= Beginning of Section =

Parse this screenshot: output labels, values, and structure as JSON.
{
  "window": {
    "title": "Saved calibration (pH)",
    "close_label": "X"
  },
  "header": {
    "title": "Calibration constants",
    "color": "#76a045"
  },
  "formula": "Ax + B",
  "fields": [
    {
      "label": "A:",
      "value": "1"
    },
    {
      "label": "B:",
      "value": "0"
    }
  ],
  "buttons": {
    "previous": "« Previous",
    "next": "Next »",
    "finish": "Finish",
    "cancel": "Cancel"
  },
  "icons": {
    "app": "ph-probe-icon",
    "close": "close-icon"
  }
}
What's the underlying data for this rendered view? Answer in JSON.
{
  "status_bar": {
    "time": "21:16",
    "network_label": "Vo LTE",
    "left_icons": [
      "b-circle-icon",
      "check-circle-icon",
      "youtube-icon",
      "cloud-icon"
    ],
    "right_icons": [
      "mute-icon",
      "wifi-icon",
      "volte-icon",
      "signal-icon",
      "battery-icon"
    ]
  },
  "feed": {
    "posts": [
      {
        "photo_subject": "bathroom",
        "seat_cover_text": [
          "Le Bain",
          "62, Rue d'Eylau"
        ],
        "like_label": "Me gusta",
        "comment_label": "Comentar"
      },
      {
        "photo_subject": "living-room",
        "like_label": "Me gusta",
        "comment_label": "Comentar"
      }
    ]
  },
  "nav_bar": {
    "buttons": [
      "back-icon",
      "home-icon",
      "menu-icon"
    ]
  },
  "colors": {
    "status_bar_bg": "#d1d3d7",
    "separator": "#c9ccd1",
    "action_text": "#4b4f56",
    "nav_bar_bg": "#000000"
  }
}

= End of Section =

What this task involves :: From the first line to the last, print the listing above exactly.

Solution for this problem ::
Parse this screenshot: output labels, values, and structure as JSON.
{
  "window": {
    "title": "Saved calibration (pH)",
    "close_label": "X"
  },
  "header": {
    "title": "Calibration constants",
    "color": "#76a045"
  },
  "formula": "Ax + B",
  "fields": [
    {
      "label": "A:",
      "value": "1"
    },
    {
      "label": "B:",
      "value": "0"
    }
  ],
  "buttons": {
    "previous": "« Previous",
    "next": "Next »",
    "finish": "Finish",
    "cancel": "Cancel"
  },
  "icons": {
    "app": "ph-probe-icon",
    "close": "close-icon"
  }
}
What's the underlying data for this rendered view? Answer in JSON.
{
  "status_bar": {
    "time": "21:16",
    "network_label": "Vo LTE",
    "left_icons": [
      "b-circle-icon",
      "check-circle-icon",
      "youtube-icon",
      "cloud-icon"
    ],
    "right_icons": [
      "mute-icon",
      "wifi-icon",
      "volte-icon",
      "signal-icon",
      "battery-icon"
    ]
  },
  "feed": {
    "posts": [
      {
        "photo_subject": "bathroom",
        "seat_cover_text": [
          "Le Bain",
          "62, Rue d'Eylau"
        ],
        "like_label": "Me gusta",
        "comment_label": "Comentar"
      },
      {
        "photo_subject": "living-room",
        "like_label": "Me gusta",
        "comment_label": "Comentar"
      }
    ]
  },
  "nav_bar": {
    "buttons": [
      "back-icon",
      "home-icon",
      "menu-icon"
    ]
  },
  "colors": {
    "status_bar_bg": "#d1d3d7",
    "separator": "#c9ccd1",
    "action_text": "#4b4f56",
    "nav_bar_bg": "#000000"
  }
}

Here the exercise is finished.